“Design a uniform for a job that doesn’t normally have one.”
My third grader and I discussed this prompt today after school. Emma suggested that I create a writer’s uniform where all the elements are specifically labeled with concrete nouns: hat, name tag, shoe, etc.
I liked that concept. Clear, specific language for clear, specific things.
This is particularly appealing to me in light of all the euphemisms I encounter in business communication.
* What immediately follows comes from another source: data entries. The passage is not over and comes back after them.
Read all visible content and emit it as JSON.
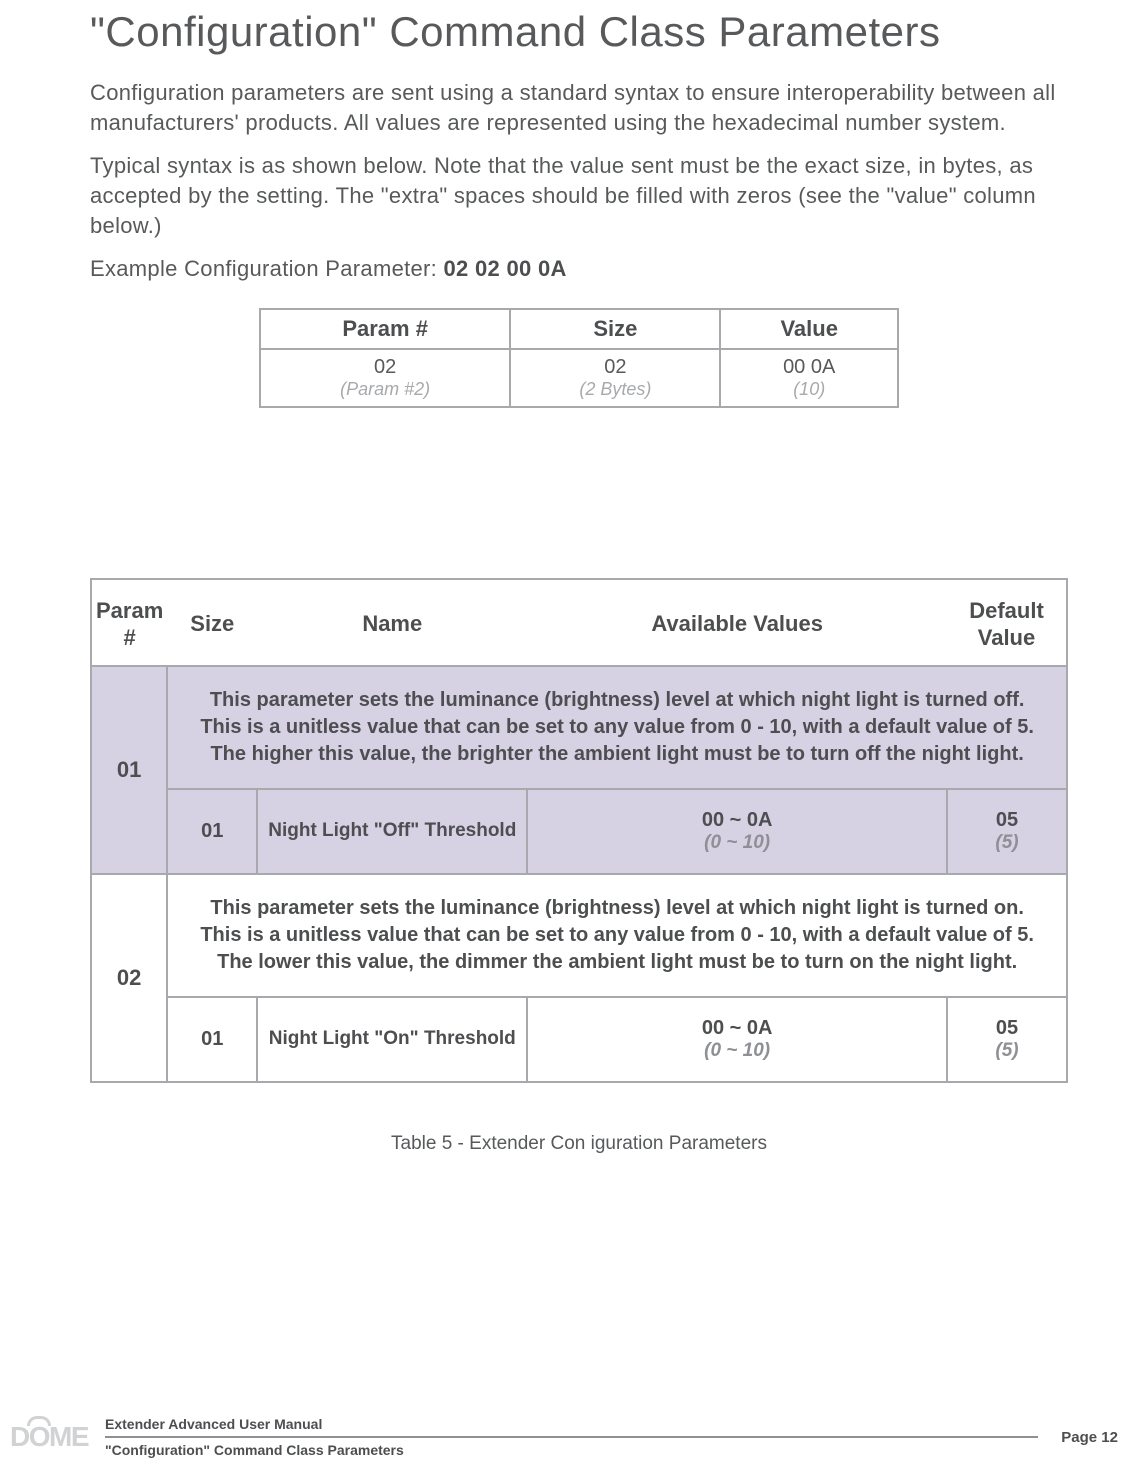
{
  "title": "\"Configuration\" Command Class Parameters",
  "para1": "Configuration parameters are sent using a standard syntax to ensure interoperability between all manufacturers' products.  All values are represented using the hexadecimal number system.",
  "para2": "Typical syntax is as shown below. Note that the value sent must be the exact size, in bytes, as accepted by the setting.  The \"extra\" spaces should be filled with zeros (see the \"value\" column below.)",
  "example_label": "Example Configuration Parameter: ",
  "example_value": "02 02 00 0A",
  "ex_table": {
    "headers": [
      "Param #",
      "Size",
      "Value"
    ],
    "row": [
      {
        "top": "02",
        "bot": "(Param #2)"
      },
      {
        "top": "02",
        "bot": "(2 Bytes)"
      },
      {
        "top": "00 0A",
        "bot": "(10)"
      }
    ]
  },
  "chart_data": {
    "type": "table",
    "title": "Extender Configuration Parameters",
    "columns": [
      "Param #",
      "Size",
      "Name",
      "Available Values",
      "Default Value"
    ],
    "rows": [
      {
        "param_num": "01",
        "description": "This parameter sets the luminance (brightness) level at which night light is turned off.  This is a unitless value that can be set to any value from 0 - 10, with a default value of 5.  The higher this value, the brighter the ambient light must be to turn off the night light.",
        "size": "01",
        "name": "Night Light \"Off\" Threshold",
        "available_hex": "00 ~ 0A",
        "available_dec": "(0 ~ 10)",
        "default_hex": "05",
        "default_dec": "(5)"
      },
      {
        "param_num": "02",
        "description": "This parameter sets the luminance (brightness) level at which night light is turned on.  This is a unitless value that can be set to any value from 0 - 10, with a default value of 5.  The lower this value, the dimmer the ambient light must be to turn on the night light.",
        "size": "01",
        "name": "Night Light \"On\" Threshold",
        "available_hex": "00 ~ 0A",
        "available_dec": "(0 ~ 10)",
        "default_hex": "05",
        "default_dec": "(5)"
      }
    ]
  },
  "caption": "Table 5 - Extender Con iguration Parameters",
  "footer": {
    "manual": "Extender Advanced User Manual",
    "section": "\"Configuration\" Command Class Parameters",
    "page": "Page 12",
    "logo": "DOME"
  }
}
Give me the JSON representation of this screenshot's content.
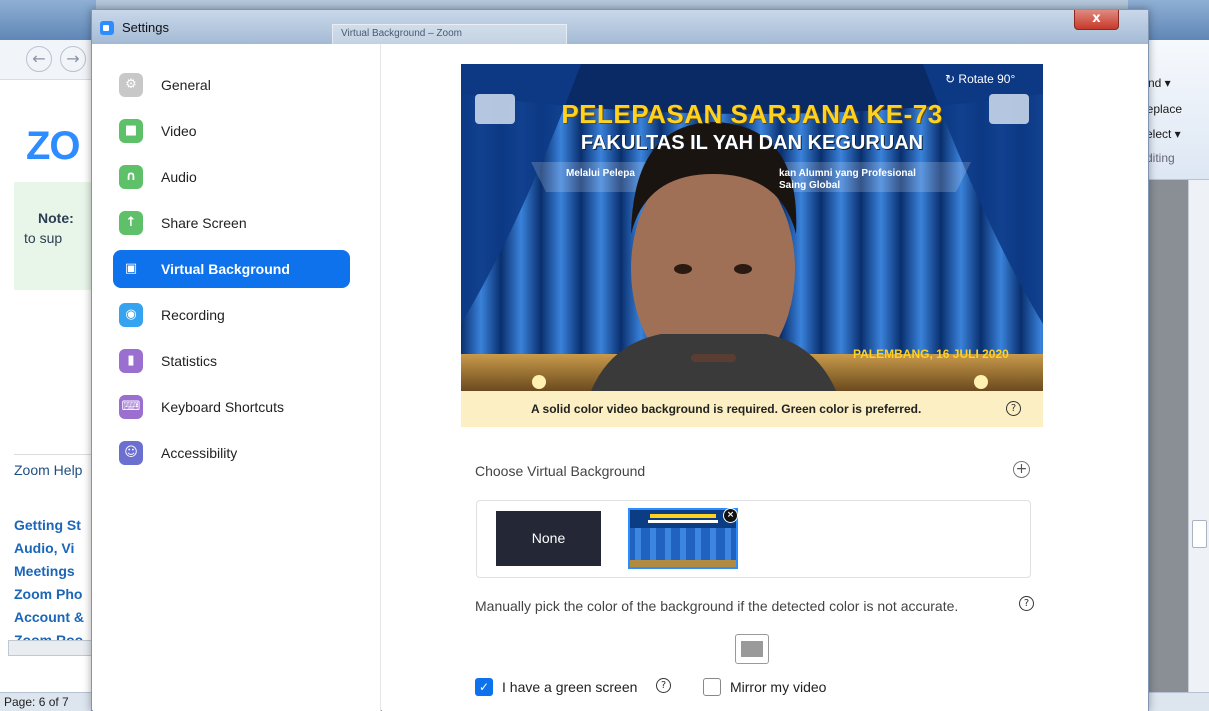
{
  "zoom_window": {
    "title": "Settings",
    "close_glyph": "x",
    "ghost_tab_label": "Virtual Background – Zoom"
  },
  "sidebar": {
    "items": [
      {
        "label": "General",
        "icon": "gear-icon",
        "color": "#c8c8c8"
      },
      {
        "label": "Video",
        "icon": "video-camera-icon",
        "color": "#5fc06a"
      },
      {
        "label": "Audio",
        "icon": "headphones-icon",
        "color": "#5fc06a"
      },
      {
        "label": "Share Screen",
        "icon": "share-screen-icon",
        "color": "#5fc06a"
      },
      {
        "label": "Virtual Background",
        "icon": "person-portrait-icon",
        "color": "#0e72ed"
      },
      {
        "label": "Recording",
        "icon": "record-icon",
        "color": "#35a3ef"
      },
      {
        "label": "Statistics",
        "icon": "bar-chart-icon",
        "color": "#9a6fd0"
      },
      {
        "label": "Keyboard Shortcuts",
        "icon": "keyboard-icon",
        "color": "#9a6fd0"
      },
      {
        "label": "Accessibility",
        "icon": "accessibility-icon",
        "color": "#6a6fd0"
      }
    ],
    "active_index": 4
  },
  "preview": {
    "rotate_label": "Rotate 90°",
    "background_title_1": "PELEPASAN SARJANA KE-73",
    "background_title_2": "FAKULTAS IL          YAH DAN KEGURUAN",
    "background_sub_1": "Melalui Pelepa",
    "background_sub_2": "kan Alumni yang Profesional",
    "background_sub_3": "Saing Global",
    "background_date": "PALEMBANG, 16 JULI 2020",
    "notice": "A solid color video background is required. Green color is preferred."
  },
  "choose": {
    "label": "Choose Virtual Background",
    "none_label": "None",
    "thumb_title": "PELEPASAN SARJANA KE-73"
  },
  "manual": {
    "text": "Manually pick the color of the background if the detected color is not accurate.",
    "picked_color": "#9a9a9a"
  },
  "options": {
    "green_screen_label": "I have a green screen",
    "green_screen_checked": true,
    "mirror_label": "Mirror my video",
    "mirror_checked": false
  },
  "background_windows": {
    "zoom_logo": "ZO",
    "note_1": "Note:",
    "note_2": "to sup",
    "help_header": "Zoom Help",
    "help_links": [
      "Getting St",
      "Audio, Vi",
      "Meetings",
      "Zoom Pho",
      "Account &",
      "Zoom Roo"
    ],
    "status_page": "Page: 6 of 7",
    "ribbon_find": "Find ▾",
    "ribbon_replace": "Replace",
    "ribbon_select": "Select ▾",
    "ribbon_group": "Editing"
  }
}
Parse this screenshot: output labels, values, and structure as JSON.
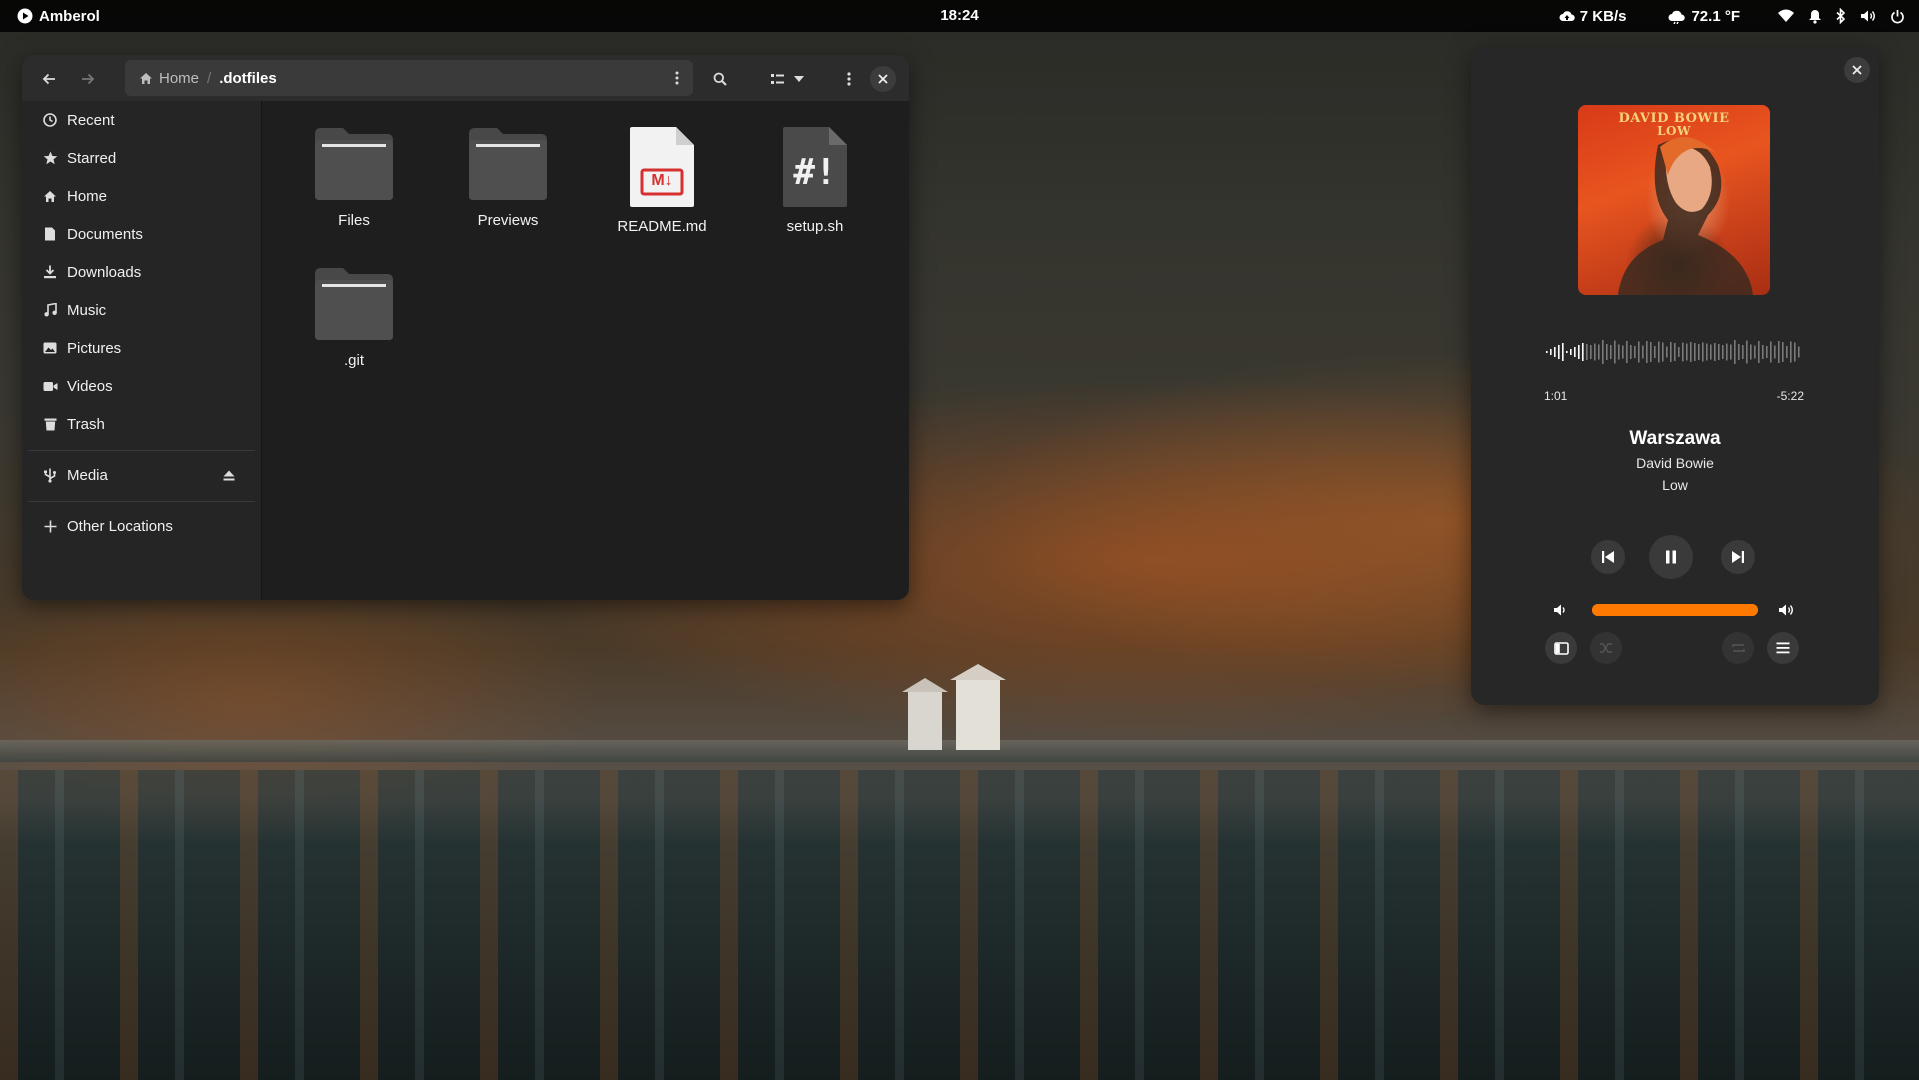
{
  "topbar": {
    "app_name": "Amberol",
    "clock": "18:24",
    "network_speed": "7 KB/s",
    "weather": "72.1 °F",
    "icons": [
      "play-icon",
      "cloud-upload-icon",
      "weather-cloud-icon",
      "wifi-icon",
      "bell-icon",
      "bluetooth-icon",
      "volume-icon",
      "power-icon"
    ]
  },
  "files": {
    "path": {
      "home": "Home",
      "current": ".dotfiles"
    },
    "sidebar": {
      "items": [
        {
          "label": "Recent",
          "icon": "clock-icon"
        },
        {
          "label": "Starred",
          "icon": "star-icon"
        },
        {
          "label": "Home",
          "icon": "home-icon"
        },
        {
          "label": "Documents",
          "icon": "document-icon"
        },
        {
          "label": "Downloads",
          "icon": "download-icon"
        },
        {
          "label": "Music",
          "icon": "music-icon"
        },
        {
          "label": "Pictures",
          "icon": "picture-icon"
        },
        {
          "label": "Videos",
          "icon": "video-icon"
        },
        {
          "label": "Trash",
          "icon": "trash-icon"
        }
      ],
      "media": "Media",
      "other": "Other Locations"
    },
    "items": [
      {
        "name": "Files",
        "type": "folder"
      },
      {
        "name": "Previews",
        "type": "folder"
      },
      {
        "name": "README.md",
        "type": "markdown"
      },
      {
        "name": "setup.sh",
        "type": "script"
      },
      {
        "name": ".git",
        "type": "folder"
      }
    ],
    "markdown_badge": "M↓",
    "script_badge": "#!"
  },
  "player": {
    "title": "Warszawa",
    "artist": "David Bowie",
    "album": "Low",
    "elapsed": "1:01",
    "remaining": "-5:22",
    "cover_text": [
      "DAVID BOWIE",
      "LOW"
    ],
    "volume": 1.0,
    "accent": "#ff7800"
  }
}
Tell me:
- Would your company want you to wear a “hat,” or a “cranial protective apparatus featuring branded emblems and messages”?
- Would your employer give you a “name tag,” or a “personal identification label, branded with company logo and fashioned from recycled materials to reflect the organization’s sustainability mission”?
- Would you be expected to wear “shoes,” or “safe, sturdy, close-toed footwear designed to safeguard the stability and mobility of the company’s human resources”?
Thinking about all this, I said to Emma: “You know what? I don’t want to wear a uniform at all.”
“Yeah,” she said. “You’re a writer. Writers should just wear regular, comfortable clothes.”
Amen, sister. Stretchy pants. Soft, warm socks … but no shoes, so I can fold my legs in my chair, pretzel-style, when I’m relaxing into a project. Funky earrings. A great scarf. And just enough make-up to be presentable when a client tries to connect by FaceTime or Skype.
In other words, this writer’s garb is anything but uniform.
- Maybe the socks match; maybe not.
- Maybe the colors are subdued; maybe they compete with the wall color and everything else in the room.
- Maybe the sweater is in vogue; maybe it’s “so last year,” because last year’s styles were warmer and roomier across the shoulders.
This writer is all done with “uniform.”